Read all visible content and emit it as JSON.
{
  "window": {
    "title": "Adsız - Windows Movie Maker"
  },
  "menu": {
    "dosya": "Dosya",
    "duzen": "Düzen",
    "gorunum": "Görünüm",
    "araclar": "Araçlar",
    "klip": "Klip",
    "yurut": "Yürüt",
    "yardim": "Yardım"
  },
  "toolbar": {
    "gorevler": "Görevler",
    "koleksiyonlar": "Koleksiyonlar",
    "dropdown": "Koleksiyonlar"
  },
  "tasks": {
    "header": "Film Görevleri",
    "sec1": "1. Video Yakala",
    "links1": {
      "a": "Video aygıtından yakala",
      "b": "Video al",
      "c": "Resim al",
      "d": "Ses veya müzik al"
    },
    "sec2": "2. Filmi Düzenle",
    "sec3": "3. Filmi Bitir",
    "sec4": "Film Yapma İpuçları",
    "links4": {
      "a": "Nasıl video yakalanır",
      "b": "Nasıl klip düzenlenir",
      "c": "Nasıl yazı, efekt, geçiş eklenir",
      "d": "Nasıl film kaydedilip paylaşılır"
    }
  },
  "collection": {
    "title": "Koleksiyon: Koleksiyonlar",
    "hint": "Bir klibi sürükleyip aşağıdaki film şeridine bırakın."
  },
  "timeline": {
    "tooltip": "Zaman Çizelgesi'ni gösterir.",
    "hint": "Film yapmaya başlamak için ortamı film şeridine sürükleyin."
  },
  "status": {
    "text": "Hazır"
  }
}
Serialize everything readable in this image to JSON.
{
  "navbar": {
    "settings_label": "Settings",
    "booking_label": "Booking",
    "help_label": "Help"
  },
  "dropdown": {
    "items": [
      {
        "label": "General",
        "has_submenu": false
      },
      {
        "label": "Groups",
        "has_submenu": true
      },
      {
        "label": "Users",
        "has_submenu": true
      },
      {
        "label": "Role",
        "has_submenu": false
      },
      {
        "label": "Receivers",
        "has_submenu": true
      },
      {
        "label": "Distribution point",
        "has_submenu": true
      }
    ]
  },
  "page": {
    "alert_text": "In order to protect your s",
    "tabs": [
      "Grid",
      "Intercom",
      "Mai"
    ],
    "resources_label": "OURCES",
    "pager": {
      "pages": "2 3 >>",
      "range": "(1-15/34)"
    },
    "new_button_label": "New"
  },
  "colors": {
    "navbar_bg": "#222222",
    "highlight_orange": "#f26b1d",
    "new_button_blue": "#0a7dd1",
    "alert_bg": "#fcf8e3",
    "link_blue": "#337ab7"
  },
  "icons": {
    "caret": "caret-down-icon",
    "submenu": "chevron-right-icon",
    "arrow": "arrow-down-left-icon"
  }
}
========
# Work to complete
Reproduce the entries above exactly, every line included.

# Answer space
Read all visible content and emit it as JSON.
{
  "window": {
    "title": "Adsız - Windows Movie Maker"
  },
  "menu": {
    "dosya": "Dosya",
    "duzen": "Düzen",
    "gorunum": "Görünüm",
    "araclar": "Araçlar",
    "klip": "Klip",
    "yurut": "Yürüt",
    "yardim": "Yardım"
  },
  "toolbar": {
    "gorevler": "Görevler",
    "koleksiyonlar": "Koleksiyonlar",
    "dropdown": "Koleksiyonlar"
  },
  "tasks": {
    "header": "Film Görevleri",
    "sec1": "1. Video Yakala",
    "links1": {
      "a": "Video aygıtından yakala",
      "b": "Video al",
      "c": "Resim al",
      "d": "Ses veya müzik al"
    },
    "sec2": "2. Filmi Düzenle",
    "sec3": "3. Filmi Bitir",
    "sec4": "Film Yapma İpuçları",
    "links4": {
      "a": "Nasıl video yakalanır",
      "b": "Nasıl klip düzenlenir",
      "c": "Nasıl yazı, efekt, geçiş eklenir",
      "d": "Nasıl film kaydedilip paylaşılır"
    }
  },
  "collection": {
    "title": "Koleksiyon: Koleksiyonlar",
    "hint": "Bir klibi sürükleyip aşağıdaki film şeridine bırakın."
  },
  "timeline": {
    "tooltip": "Zaman Çizelgesi'ni gösterir.",
    "hint": "Film yapmaya başlamak için ortamı film şeridine sürükleyin."
  },
  "status": {
    "text": "Hazır"
  }
}
Serialize everything readable in this image to JSON.
{
  "navbar": {
    "settings_label": "Settings",
    "booking_label": "Booking",
    "help_label": "Help"
  },
  "dropdown": {
    "items": [
      {
        "label": "General",
        "has_submenu": false
      },
      {
        "label": "Groups",
        "has_submenu": true
      },
      {
        "label": "Users",
        "has_submenu": true
      },
      {
        "label": "Role",
        "has_submenu": false
      },
      {
        "label": "Receivers",
        "has_submenu": true
      },
      {
        "label": "Distribution point",
        "has_submenu": true
      }
    ]
  },
  "page": {
    "alert_text": "In order to protect your s",
    "tabs": [
      "Grid",
      "Intercom",
      "Mai"
    ],
    "resources_label": "OURCES",
    "pager": {
      "pages": "2 3 >>",
      "range": "(1-15/34)"
    },
    "new_button_label": "New"
  },
  "colors": {
    "navbar_bg": "#222222",
    "highlight_orange": "#f26b1d",
    "new_button_blue": "#0a7dd1",
    "alert_bg": "#fcf8e3",
    "link_blue": "#337ab7"
  },
  "icons": {
    "caret": "caret-down-icon",
    "submenu": "chevron-right-icon",
    "arrow": "arrow-down-left-icon"
  }
}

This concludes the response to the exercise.